That's well and good, but it raises some difficulties, among them the fact that Isaiah 11:2-3 doesn't refer to "gifts." Moreover, the Church says generally what the gifts are and what they do for us -- to quote the Catechism again, they "are permanent dispositions which make man docile in following the promptings of the Holy Spirit" -- but doesn't really settle the question of what, if anything, makes the permanent dispositions we call "gifts" any different from the permanent dispositions we call "virtues."
St. Thomas respected the tradition of the Church too much, and he was too systematic a thinker, to brush off the question of how the gifts relate to the virtues. Here I'll paraphrase his answer, as I understand it; later, si Dominus voluerit, I'll write something about what difference it makes.
First, St. Thomas notes that Isaiah 11:2 refers to "a spirit of wisdom and of understanding, a spirit of counsel," and so forth. This, he says, means that it is the Holy Spirit Himself, rather than our own reason, Who causes us to move in wisdom, understanding, and the rest.
St. Thomas has already distinguished three kinds of virtues:
The moral virtues -- chief among them justice, fortitude, and temperance -- which perfect the will in obedience to the reason

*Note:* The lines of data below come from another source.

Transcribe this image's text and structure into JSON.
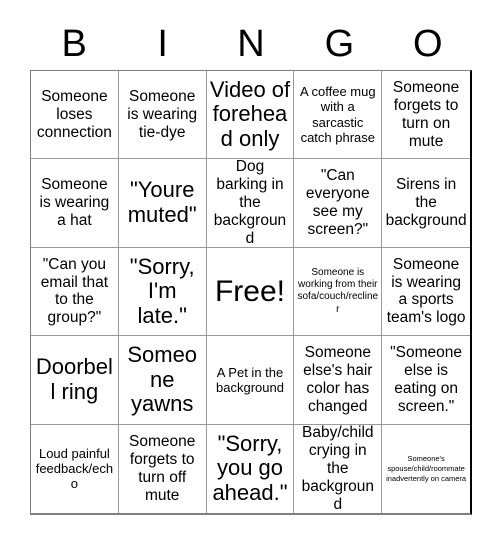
{
  "header": {
    "letters": [
      "B",
      "I",
      "N",
      "G",
      "O"
    ]
  },
  "grid": {
    "rows": 5,
    "columns": 5,
    "cells": [
      {
        "text": "Someone loses connection",
        "size": "sz-md"
      },
      {
        "text": "Someone is wearing tie-dye",
        "size": "sz-md"
      },
      {
        "text": "Video of forehead only",
        "size": "sz-lg"
      },
      {
        "text": "A coffee mug with a sarcastic catch phrase",
        "size": "sz-sm"
      },
      {
        "text": "Someone forgets to turn on mute",
        "size": "sz-md"
      },
      {
        "text": "Someone is wearing a hat",
        "size": "sz-md"
      },
      {
        "text": "\"Youre muted\"",
        "size": "sz-lg"
      },
      {
        "text": "Dog barking in the background",
        "size": "sz-md"
      },
      {
        "text": "\"Can everyone see my screen?\"",
        "size": "sz-md"
      },
      {
        "text": "Sirens in the background",
        "size": "sz-md"
      },
      {
        "text": "\"Can you email that to the group?\"",
        "size": "sz-md"
      },
      {
        "text": "\"Sorry, I'm late.\"",
        "size": "sz-lg"
      },
      {
        "text": "Free!",
        "size": "sz-xl"
      },
      {
        "text": "Someone is working from their sofa/couch/recliner",
        "size": "sz-xs"
      },
      {
        "text": "Someone is wearing a sports team's logo",
        "size": "sz-md"
      },
      {
        "text": "Doorbell ring",
        "size": "sz-lg"
      },
      {
        "text": "Someone yawns",
        "size": "sz-lg"
      },
      {
        "text": "A Pet in the background",
        "size": "sz-sm"
      },
      {
        "text": "Someone else's hair color has changed",
        "size": "sz-md"
      },
      {
        "text": "\"Someone else is eating on screen.\"",
        "size": "sz-md"
      },
      {
        "text": "Loud painful feedback/echo",
        "size": "sz-sm"
      },
      {
        "text": "Someone forgets to turn off mute",
        "size": "sz-md"
      },
      {
        "text": "\"Sorry, you go ahead.\"",
        "size": "sz-lg"
      },
      {
        "text": "Baby/child crying in the background",
        "size": "sz-md"
      },
      {
        "text": "Someone's spouse/child/roommate inadvertently on camera",
        "size": "sz-xxs"
      }
    ]
  }
}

The intellectual and moral virtues are natural to us, since they perfect us according to our natural happiness. The theological virtues are supernatural, since they perfect us according to our supernatural happiness.
The Seven Gifts, St. Thomas says, are also supernatural (and so distinguishable from the intellectual and moral virtues). We can't acquire these gifts naturally; as with the theological virtues, they must be infused in us by God.
The difference between the theological virtues and the Gifts, both of which direct us to God, is that, with the theological virtues we still move ourselves by our own (albeit supernaturally enlightened) reason, while with the Gifts the Holy Spirit moves us.
We could sum up with a table like this:
Source & Object
reason and will
Which is as may be (and not every detail of St. Thomas's analysis has been adopted by the Church), but how does knowing this help anyone to love God and neighbor any better?